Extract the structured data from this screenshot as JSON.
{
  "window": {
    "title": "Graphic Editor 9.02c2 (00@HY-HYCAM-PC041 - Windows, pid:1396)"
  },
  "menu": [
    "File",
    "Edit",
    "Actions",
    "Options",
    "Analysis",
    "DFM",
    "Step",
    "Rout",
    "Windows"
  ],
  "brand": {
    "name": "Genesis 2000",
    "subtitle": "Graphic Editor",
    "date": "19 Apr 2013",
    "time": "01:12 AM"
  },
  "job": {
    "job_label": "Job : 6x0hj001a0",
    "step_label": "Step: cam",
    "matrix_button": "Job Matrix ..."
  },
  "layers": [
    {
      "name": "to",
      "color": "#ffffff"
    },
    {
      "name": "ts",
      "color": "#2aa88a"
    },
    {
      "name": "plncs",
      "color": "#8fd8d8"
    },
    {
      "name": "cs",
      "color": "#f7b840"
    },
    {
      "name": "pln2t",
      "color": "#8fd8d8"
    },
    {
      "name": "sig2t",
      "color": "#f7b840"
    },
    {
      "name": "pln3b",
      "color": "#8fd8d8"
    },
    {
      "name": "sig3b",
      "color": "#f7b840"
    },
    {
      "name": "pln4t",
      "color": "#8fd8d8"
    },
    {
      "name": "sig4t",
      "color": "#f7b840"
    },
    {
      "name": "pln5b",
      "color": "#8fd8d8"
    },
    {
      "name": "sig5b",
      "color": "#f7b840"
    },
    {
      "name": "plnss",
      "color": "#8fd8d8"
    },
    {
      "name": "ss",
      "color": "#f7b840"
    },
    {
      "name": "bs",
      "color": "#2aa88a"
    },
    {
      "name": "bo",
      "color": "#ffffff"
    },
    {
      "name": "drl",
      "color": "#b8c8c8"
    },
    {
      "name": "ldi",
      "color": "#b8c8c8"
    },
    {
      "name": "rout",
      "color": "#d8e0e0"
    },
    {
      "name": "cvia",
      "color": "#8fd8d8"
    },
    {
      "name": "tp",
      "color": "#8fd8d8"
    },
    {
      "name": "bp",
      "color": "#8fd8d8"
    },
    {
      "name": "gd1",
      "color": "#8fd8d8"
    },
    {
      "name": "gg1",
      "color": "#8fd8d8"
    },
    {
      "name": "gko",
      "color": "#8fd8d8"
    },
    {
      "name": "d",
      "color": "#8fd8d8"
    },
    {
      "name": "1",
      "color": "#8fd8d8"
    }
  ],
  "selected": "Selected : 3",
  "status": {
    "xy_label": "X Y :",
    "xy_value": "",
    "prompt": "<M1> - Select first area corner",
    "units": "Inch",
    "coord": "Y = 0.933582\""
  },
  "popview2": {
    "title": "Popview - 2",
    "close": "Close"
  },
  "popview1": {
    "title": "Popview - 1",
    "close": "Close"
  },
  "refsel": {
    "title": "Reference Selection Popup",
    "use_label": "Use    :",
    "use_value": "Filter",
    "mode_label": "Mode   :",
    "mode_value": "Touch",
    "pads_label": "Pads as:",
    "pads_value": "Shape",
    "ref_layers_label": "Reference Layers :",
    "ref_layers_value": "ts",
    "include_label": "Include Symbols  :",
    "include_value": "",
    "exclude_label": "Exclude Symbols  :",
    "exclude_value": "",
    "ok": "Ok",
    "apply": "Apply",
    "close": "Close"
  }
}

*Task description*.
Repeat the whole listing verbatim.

*Answer box*.
Extract the structured data from this screenshot as JSON.
{
  "window": {
    "title": "Graphic Editor 9.02c2 (00@HY-HYCAM-PC041 - Windows, pid:1396)"
  },
  "menu": [
    "File",
    "Edit",
    "Actions",
    "Options",
    "Analysis",
    "DFM",
    "Step",
    "Rout",
    "Windows"
  ],
  "brand": {
    "name": "Genesis 2000",
    "subtitle": "Graphic Editor",
    "date": "19 Apr 2013",
    "time": "01:12 AM"
  },
  "job": {
    "job_label": "Job : 6x0hj001a0",
    "step_label": "Step: cam",
    "matrix_button": "Job Matrix ..."
  },
  "layers": [
    {
      "name": "to",
      "color": "#ffffff"
    },
    {
      "name": "ts",
      "color": "#2aa88a"
    },
    {
      "name": "plncs",
      "color": "#8fd8d8"
    },
    {
      "name": "cs",
      "color": "#f7b840"
    },
    {
      "name": "pln2t",
      "color": "#8fd8d8"
    },
    {
      "name": "sig2t",
      "color": "#f7b840"
    },
    {
      "name": "pln3b",
      "color": "#8fd8d8"
    },
    {
      "name": "sig3b",
      "color": "#f7b840"
    },
    {
      "name": "pln4t",
      "color": "#8fd8d8"
    },
    {
      "name": "sig4t",
      "color": "#f7b840"
    },
    {
      "name": "pln5b",
      "color": "#8fd8d8"
    },
    {
      "name": "sig5b",
      "color": "#f7b840"
    },
    {
      "name": "plnss",
      "color": "#8fd8d8"
    },
    {
      "name": "ss",
      "color": "#f7b840"
    },
    {
      "name": "bs",
      "color": "#2aa88a"
    },
    {
      "name": "bo",
      "color": "#ffffff"
    },
    {
      "name": "drl",
      "color": "#b8c8c8"
    },
    {
      "name": "ldi",
      "color": "#b8c8c8"
    },
    {
      "name": "rout",
      "color": "#d8e0e0"
    },
    {
      "name": "cvia",
      "color": "#8fd8d8"
    },
    {
      "name": "tp",
      "color": "#8fd8d8"
    },
    {
      "name": "bp",
      "color": "#8fd8d8"
    },
    {
      "name": "gd1",
      "color": "#8fd8d8"
    },
    {
      "name": "gg1",
      "color": "#8fd8d8"
    },
    {
      "name": "gko",
      "color": "#8fd8d8"
    },
    {
      "name": "d",
      "color": "#8fd8d8"
    },
    {
      "name": "1",
      "color": "#8fd8d8"
    }
  ],
  "selected": "Selected : 3",
  "status": {
    "xy_label": "X Y :",
    "xy_value": "",
    "prompt": "<M1> - Select first area corner",
    "units": "Inch",
    "coord": "Y = 0.933582\""
  },
  "popview2": {
    "title": "Popview - 2",
    "close": "Close"
  },
  "popview1": {
    "title": "Popview - 1",
    "close": "Close"
  },
  "refsel": {
    "title": "Reference Selection Popup",
    "use_label": "Use    :",
    "use_value": "Filter",
    "mode_label": "Mode   :",
    "mode_value": "Touch",
    "pads_label": "Pads as:",
    "pads_value": "Shape",
    "ref_layers_label": "Reference Layers :",
    "ref_layers_value": "ts",
    "include_label": "Include Symbols  :",
    "include_value": "",
    "exclude_label": "Exclude Symbols  :",
    "exclude_value": "",
    "ok": "Ok",
    "apply": "Apply",
    "close": "Close"
  }
}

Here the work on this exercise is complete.